> [Task details] Every line with the string "ceny" must be copied from the entries below.

Stored items from a collection
————

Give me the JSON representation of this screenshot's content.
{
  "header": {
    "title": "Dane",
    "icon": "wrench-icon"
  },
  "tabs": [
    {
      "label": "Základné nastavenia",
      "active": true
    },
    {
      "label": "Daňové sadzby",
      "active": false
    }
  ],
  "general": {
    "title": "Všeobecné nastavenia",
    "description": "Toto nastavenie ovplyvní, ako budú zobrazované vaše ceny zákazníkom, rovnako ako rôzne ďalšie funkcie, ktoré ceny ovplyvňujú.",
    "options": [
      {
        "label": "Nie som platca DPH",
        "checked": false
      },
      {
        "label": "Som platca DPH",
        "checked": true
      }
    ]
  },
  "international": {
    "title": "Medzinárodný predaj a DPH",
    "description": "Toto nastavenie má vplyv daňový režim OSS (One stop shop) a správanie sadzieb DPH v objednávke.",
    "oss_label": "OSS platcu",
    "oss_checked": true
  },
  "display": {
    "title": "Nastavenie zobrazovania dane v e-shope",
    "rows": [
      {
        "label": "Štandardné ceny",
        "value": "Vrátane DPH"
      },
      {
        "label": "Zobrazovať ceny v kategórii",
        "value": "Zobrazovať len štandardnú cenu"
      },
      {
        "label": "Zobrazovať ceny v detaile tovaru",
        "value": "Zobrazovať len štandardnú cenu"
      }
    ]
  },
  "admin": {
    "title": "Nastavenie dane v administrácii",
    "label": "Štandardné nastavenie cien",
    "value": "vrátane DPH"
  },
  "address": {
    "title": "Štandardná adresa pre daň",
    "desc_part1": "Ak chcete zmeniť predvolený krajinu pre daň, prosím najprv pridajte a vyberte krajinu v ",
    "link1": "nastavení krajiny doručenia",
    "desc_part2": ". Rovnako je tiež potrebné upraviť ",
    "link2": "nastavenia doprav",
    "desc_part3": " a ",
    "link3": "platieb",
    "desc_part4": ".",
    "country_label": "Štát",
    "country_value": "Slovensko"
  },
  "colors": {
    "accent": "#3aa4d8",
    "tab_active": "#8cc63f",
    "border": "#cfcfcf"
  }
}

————

> [Reply]
    "description": "Toto nastavenie ovplyvní, ako budú zobrazované vaše ceny zákazníkom, rovnako ako rôzne ďalšie funkcie, ktoré ceny ovplyvňujú.",
        "label": "Štandardné ceny",
        "label": "Zobrazovať ceny v kategórii",
        "label": "Zobrazovať ceny v detaile tovaru",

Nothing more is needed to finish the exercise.